> _Given information_:
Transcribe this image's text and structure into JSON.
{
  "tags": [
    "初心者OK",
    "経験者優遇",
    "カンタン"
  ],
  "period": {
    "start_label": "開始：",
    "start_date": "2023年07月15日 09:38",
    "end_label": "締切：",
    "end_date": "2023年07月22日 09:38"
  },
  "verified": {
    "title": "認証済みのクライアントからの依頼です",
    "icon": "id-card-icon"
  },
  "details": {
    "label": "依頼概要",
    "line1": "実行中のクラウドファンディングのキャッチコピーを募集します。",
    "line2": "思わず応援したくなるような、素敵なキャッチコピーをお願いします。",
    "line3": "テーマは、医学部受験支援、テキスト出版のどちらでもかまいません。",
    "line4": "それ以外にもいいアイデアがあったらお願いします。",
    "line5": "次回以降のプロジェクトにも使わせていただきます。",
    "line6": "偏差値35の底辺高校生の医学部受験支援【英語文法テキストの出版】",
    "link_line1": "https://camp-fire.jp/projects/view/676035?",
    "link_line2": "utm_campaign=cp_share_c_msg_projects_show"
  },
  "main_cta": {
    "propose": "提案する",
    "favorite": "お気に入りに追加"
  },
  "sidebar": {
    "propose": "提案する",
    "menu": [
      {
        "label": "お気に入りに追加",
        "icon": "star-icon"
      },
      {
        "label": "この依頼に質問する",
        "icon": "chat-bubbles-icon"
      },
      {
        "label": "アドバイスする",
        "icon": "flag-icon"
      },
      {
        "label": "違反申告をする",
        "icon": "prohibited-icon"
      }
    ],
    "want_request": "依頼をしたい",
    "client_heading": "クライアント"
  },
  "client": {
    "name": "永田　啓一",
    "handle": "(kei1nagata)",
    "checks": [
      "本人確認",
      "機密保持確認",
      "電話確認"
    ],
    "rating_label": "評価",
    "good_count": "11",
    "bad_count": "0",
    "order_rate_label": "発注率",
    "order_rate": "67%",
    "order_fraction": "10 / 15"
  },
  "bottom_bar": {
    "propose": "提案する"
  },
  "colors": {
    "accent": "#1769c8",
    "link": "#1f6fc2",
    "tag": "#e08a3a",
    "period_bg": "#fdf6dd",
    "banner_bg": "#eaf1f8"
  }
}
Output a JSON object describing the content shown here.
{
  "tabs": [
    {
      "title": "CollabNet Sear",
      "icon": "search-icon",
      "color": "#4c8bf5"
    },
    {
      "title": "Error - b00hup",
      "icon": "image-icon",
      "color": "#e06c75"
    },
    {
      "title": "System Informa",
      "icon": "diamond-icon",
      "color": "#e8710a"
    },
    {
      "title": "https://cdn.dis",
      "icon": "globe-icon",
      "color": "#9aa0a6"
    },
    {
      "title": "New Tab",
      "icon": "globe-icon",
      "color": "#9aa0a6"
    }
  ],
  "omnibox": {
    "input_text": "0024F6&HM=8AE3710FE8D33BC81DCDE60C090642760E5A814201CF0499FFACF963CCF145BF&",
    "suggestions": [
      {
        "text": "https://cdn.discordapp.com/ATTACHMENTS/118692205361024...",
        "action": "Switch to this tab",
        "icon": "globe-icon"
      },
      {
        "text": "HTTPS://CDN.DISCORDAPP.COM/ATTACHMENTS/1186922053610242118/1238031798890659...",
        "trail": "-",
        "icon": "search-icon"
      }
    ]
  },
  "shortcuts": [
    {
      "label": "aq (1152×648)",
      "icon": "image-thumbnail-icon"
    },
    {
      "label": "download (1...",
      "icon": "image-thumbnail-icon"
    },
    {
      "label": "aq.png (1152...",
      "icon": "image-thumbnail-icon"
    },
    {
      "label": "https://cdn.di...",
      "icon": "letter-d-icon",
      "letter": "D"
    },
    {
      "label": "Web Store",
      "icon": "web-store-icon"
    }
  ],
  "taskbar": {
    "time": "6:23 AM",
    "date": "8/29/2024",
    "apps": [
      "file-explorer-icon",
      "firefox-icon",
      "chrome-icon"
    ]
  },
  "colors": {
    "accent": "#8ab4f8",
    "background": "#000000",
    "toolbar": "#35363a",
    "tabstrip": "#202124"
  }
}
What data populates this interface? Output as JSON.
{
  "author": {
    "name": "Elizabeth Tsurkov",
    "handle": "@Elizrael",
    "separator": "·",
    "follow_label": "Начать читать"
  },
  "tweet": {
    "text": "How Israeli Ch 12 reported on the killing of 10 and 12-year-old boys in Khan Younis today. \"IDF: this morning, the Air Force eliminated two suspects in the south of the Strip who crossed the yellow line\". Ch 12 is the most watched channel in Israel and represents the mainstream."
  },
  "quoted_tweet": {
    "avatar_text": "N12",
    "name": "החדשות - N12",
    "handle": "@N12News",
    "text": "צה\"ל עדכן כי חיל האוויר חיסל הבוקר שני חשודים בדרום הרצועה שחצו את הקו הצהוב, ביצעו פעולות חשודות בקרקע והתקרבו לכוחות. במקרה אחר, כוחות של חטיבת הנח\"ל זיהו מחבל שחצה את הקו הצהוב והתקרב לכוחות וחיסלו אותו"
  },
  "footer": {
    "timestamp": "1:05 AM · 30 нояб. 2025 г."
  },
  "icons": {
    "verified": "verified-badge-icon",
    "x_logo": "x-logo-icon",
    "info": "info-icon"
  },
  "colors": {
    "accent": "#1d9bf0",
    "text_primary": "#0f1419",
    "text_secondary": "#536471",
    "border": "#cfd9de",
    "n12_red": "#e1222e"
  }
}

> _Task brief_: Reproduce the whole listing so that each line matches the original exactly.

> _Finished task_:
Transcribe this image's text and structure into JSON.
{
  "tags": [
    "初心者OK",
    "経験者優遇",
    "カンタン"
  ],
  "period": {
    "start_label": "開始：",
    "start_date": "2023年07月15日 09:38",
    "end_label": "締切：",
    "end_date": "2023年07月22日 09:38"
  },
  "verified": {
    "title": "認証済みのクライアントからの依頼です",
    "icon": "id-card-icon"
  },
  "details": {
    "label": "依頼概要",
    "line1": "実行中のクラウドファンディングのキャッチコピーを募集します。",
    "line2": "思わず応援したくなるような、素敵なキャッチコピーをお願いします。",
    "line3": "テーマは、医学部受験支援、テキスト出版のどちらでもかまいません。",
    "line4": "それ以外にもいいアイデアがあったらお願いします。",
    "line5": "次回以降のプロジェクトにも使わせていただきます。",
    "line6": "偏差値35の底辺高校生の医学部受験支援【英語文法テキストの出版】",
    "link_line1": "https://camp-fire.jp/projects/view/676035?",
    "link_line2": "utm_campaign=cp_share_c_msg_projects_show"
  },
  "main_cta": {
    "propose": "提案する",
    "favorite": "お気に入りに追加"
  },
  "sidebar": {
    "propose": "提案する",
    "menu": [
      {
        "label": "お気に入りに追加",
        "icon": "star-icon"
      },
      {
        "label": "この依頼に質問する",
        "icon": "chat-bubbles-icon"
      },
      {
        "label": "アドバイスする",
        "icon": "flag-icon"
      },
      {
        "label": "違反申告をする",
        "icon": "prohibited-icon"
      }
    ],
    "want_request": "依頼をしたい",
    "client_heading": "クライアント"
  },
  "client": {
    "name": "永田　啓一",
    "handle": "(kei1nagata)",
    "checks": [
      "本人確認",
      "機密保持確認",
      "電話確認"
    ],
    "rating_label": "評価",
    "good_count": "11",
    "bad_count": "0",
    "order_rate_label": "発注率",
    "order_rate": "67%",
    "order_fraction": "10 / 15"
  },
  "bottom_bar": {
    "propose": "提案する"
  },
  "colors": {
    "accent": "#1769c8",
    "link": "#1f6fc2",
    "tag": "#e08a3a",
    "period_bg": "#fdf6dd",
    "banner_bg": "#eaf1f8"
  }
}
Output a JSON object describing the content shown here.
{
  "tabs": [
    {
      "title": "CollabNet Sear",
      "icon": "search-icon",
      "color": "#4c8bf5"
    },
    {
      "title": "Error - b00hup",
      "icon": "image-icon",
      "color": "#e06c75"
    },
    {
      "title": "System Informa",
      "icon": "diamond-icon",
      "color": "#e8710a"
    },
    {
      "title": "https://cdn.dis",
      "icon": "globe-icon",
      "color": "#9aa0a6"
    },
    {
      "title": "New Tab",
      "icon": "globe-icon",
      "color": "#9aa0a6"
    }
  ],
  "omnibox": {
    "input_text": "0024F6&HM=8AE3710FE8D33BC81DCDE60C090642760E5A814201CF0499FFACF963CCF145BF&",
    "suggestions": [
      {
        "text": "https://cdn.discordapp.com/ATTACHMENTS/118692205361024...",
        "action": "Switch to this tab",
        "icon": "globe-icon"
      },
      {
        "text": "HTTPS://CDN.DISCORDAPP.COM/ATTACHMENTS/1186922053610242118/1238031798890659...",
        "trail": "-",
        "icon": "search-icon"
      }
    ]
  },
  "shortcuts": [
    {
      "label": "aq (1152×648)",
      "icon": "image-thumbnail-icon"
    },
    {
      "label": "download (1...",
      "icon": "image-thumbnail-icon"
    },
    {
      "label": "aq.png (1152...",
      "icon": "image-thumbnail-icon"
    },
    {
      "label": "https://cdn.di...",
      "icon": "letter-d-icon",
      "letter": "D"
    },
    {
      "label": "Web Store",
      "icon": "web-store-icon"
    }
  ],
  "taskbar": {
    "time": "6:23 AM",
    "date": "8/29/2024",
    "apps": [
      "file-explorer-icon",
      "firefox-icon",
      "chrome-icon"
    ]
  },
  "colors": {
    "accent": "#8ab4f8",
    "background": "#000000",
    "toolbar": "#35363a",
    "tabstrip": "#202124"
  }
}
What data populates this interface? Output as JSON.
{
  "author": {
    "name": "Elizabeth Tsurkov",
    "handle": "@Elizrael",
    "separator": "·",
    "follow_label": "Начать читать"
  },
  "tweet": {
    "text": "How Israeli Ch 12 reported on the killing of 10 and 12-year-old boys in Khan Younis today. \"IDF: this morning, the Air Force eliminated two suspects in the south of the Strip who crossed the yellow line\". Ch 12 is the most watched channel in Israel and represents the mainstream."
  },
  "quoted_tweet": {
    "avatar_text": "N12",
    "name": "החדשות - N12",
    "handle": "@N12News",
    "text": "צה\"ל עדכן כי חיל האוויר חיסל הבוקר שני חשודים בדרום הרצועה שחצו את הקו הצהוב, ביצעו פעולות חשודות בקרקע והתקרבו לכוחות. במקרה אחר, כוחות של חטיבת הנח\"ל זיהו מחבל שחצה את הקו הצהוב והתקרב לכוחות וחיסלו אותו"
  },
  "footer": {
    "timestamp": "1:05 AM · 30 нояб. 2025 г."
  },
  "icons": {
    "verified": "verified-badge-icon",
    "x_logo": "x-logo-icon",
    "info": "info-icon"
  },
  "colors": {
    "accent": "#1d9bf0",
    "text_primary": "#0f1419",
    "text_secondary": "#536471",
    "border": "#cfd9de",
    "n12_red": "#e1222e"
  }
}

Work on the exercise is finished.